An introduction to statistical thinking and concepts is developed, beginning with the mathematical (probabilistic) description of random variables. Care will be placed on understanding why and when certain probabilistic models may be used in applications, and how these are elicited from context and data analysis. The course concludes with selected statistical methods useful for data exploration and description of vector-valued data, a common setup in modern data analysis appli-
cations. Python and/or R will be used for practical implementation of all numerical and graphical procedures, including computer simulations.


Common requirements for the Semester in Mathematical Tools for Data Science (Spring).


On completion of the course, students will:

  • arrow_rightlearn about basic statistical concepts and methods, including uncertainty and the role of probabilistic reasoning in data analysis;
  • arrow_rightfeel comfortable in the use of probability models for describing numerical data, includingmodel specification and computing aspects;
  • arrow_rightlearn about selected methods for addressing statistical problems, such as multiple linear re-gression and logistic regression for issues in inferring about data structure, prediction, and classification;
  • arrow_rightimplement methods and graphical procedures via R/Python, using meaningful datasets.

1. Introduction (0.5 week)

1.1 Statistical thinking, role of data, stochasticity, and uncertainty.

2. Random Variables and random vectors (3 weeks)

2.1. Discrete and continuous univariate and multivariate densities.
2.2. Computer simulation of random variables.
2.3. Description of distributions: moments (mean, variance), covariance, correlation.
2.4. Joint, marginal and conditional distributions, independence.
2.5. Bayes Theorem.
2.6. Law of large numbers: theory, practice and simulations.

3. Notable probability models (2 weeks)

3.1. Discrete families: Bernoulli, binomial, geometric and Poisson densities.
3.2. Continuous families: exponential, Weibull and normal densities.
3.3. Multivariate normal distribution.

4. Graphical methods for exploring univariate and multivariate data (1.5 weeks)

4.1. Graphical tools for multivariate descriptions (matrix plots, parallel plots, icon plots, etc.).
4.2. Univariate and multivariate density estimation.

5. Statistical Inference (4.5 weeks)

5.1. Parametric estimation via likelihood methods.
5.2. Asymptotic properties of maximum likelihood estimators.
5.3. Bootstraping.
5.4. Bayesian inference.
5.5. Elements of Bayesian inference via MCMC (Markov Chain Monte Carlo).

6. Regression Models (3 weeks)

6.1. Linear regression and logistic regression.
6.2. Prediction and classification.


Course evaluation consists of homework assignments (20%) submitted via the Moodle site, two term exams (25% each) and one final exam (30%). Homework rate will be approximately one every 1–2 weeks.

Support Sessions

1.5 hours a week with a teaching assistant


Baron, M. (2014). Probability and statistics for computer scientists (2nd ed ed.). CRC Press.
Cook, D. & Swayne, D. F. (2007). Interactive and Dynamic Graphics for Data Analysis With R and GGobi (1st ed.). Springer Publishing Company, Incorporated.
DeGroot, M. & Schervish, M. (2012). Probability and Statistics.

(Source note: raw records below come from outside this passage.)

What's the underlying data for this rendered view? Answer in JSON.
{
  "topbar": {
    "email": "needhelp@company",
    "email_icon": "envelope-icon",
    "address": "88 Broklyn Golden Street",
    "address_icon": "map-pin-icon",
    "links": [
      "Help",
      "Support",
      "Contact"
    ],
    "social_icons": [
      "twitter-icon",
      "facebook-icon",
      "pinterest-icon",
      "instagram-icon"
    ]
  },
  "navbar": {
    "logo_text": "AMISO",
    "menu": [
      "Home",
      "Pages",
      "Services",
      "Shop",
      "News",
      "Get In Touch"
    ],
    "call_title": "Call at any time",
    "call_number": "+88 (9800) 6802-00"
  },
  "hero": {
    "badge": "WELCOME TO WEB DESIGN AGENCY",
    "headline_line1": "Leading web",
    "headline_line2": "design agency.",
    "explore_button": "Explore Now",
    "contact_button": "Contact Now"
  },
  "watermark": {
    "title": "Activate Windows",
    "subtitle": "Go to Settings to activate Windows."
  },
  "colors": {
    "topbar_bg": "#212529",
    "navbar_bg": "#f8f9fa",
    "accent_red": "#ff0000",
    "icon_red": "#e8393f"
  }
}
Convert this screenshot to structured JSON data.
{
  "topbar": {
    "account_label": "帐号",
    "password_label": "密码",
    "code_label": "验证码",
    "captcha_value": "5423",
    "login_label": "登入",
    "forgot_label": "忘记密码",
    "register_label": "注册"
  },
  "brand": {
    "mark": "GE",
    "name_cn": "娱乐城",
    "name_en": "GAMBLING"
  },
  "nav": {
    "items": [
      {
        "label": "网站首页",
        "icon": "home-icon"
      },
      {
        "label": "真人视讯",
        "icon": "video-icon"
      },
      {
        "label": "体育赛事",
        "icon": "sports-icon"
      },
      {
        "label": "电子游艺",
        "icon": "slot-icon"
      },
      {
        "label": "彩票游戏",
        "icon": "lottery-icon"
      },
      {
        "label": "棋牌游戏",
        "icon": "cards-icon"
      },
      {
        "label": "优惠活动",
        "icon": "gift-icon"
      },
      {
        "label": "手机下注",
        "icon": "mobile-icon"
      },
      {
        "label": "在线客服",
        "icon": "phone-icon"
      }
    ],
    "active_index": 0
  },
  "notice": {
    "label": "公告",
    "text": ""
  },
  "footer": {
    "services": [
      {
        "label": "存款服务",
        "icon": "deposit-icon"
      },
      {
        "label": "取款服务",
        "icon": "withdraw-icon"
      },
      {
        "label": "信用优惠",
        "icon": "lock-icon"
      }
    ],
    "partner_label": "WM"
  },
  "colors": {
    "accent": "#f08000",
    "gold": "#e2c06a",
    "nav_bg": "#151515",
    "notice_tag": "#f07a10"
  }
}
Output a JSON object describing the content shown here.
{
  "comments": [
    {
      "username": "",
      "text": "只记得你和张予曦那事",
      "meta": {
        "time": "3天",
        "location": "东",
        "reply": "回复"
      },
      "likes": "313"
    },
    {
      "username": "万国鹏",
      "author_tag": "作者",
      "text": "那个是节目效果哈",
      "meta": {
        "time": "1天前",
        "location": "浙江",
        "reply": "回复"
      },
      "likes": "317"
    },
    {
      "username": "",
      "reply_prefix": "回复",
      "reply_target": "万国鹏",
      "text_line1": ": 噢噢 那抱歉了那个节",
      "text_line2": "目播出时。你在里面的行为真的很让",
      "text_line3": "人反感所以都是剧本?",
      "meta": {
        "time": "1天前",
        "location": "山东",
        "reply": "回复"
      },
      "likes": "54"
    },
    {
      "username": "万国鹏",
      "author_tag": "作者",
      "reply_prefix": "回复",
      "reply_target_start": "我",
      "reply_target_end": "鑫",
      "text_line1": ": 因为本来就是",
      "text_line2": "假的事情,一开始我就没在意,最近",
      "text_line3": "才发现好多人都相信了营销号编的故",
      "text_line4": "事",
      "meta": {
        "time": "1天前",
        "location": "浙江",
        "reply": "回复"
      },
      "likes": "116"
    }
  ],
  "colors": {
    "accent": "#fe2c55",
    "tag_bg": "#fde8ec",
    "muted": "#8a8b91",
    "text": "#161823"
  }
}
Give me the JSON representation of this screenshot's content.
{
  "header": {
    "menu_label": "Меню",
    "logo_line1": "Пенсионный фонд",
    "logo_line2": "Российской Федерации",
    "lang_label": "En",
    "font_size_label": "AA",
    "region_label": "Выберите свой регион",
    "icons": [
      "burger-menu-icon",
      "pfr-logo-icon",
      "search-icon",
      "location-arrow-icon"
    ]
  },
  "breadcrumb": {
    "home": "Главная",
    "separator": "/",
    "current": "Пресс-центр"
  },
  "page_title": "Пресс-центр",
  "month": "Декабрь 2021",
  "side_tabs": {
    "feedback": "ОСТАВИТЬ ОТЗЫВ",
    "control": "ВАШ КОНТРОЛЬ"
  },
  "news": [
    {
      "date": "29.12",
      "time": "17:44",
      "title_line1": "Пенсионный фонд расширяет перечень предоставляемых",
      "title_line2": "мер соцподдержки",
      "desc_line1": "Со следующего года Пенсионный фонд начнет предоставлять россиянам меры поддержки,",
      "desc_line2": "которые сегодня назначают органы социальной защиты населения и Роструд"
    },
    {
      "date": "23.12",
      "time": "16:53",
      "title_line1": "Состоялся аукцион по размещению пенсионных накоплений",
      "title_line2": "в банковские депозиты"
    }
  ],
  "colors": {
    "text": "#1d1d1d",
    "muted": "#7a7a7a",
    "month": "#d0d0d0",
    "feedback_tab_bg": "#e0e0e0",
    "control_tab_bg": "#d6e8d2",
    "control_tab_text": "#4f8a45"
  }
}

Addison-Wesley.
Wasserman, L. (2004). All of Statistics: A Concise Course in Statistical Inference. Springer Texts in Statistics. New York: Springer.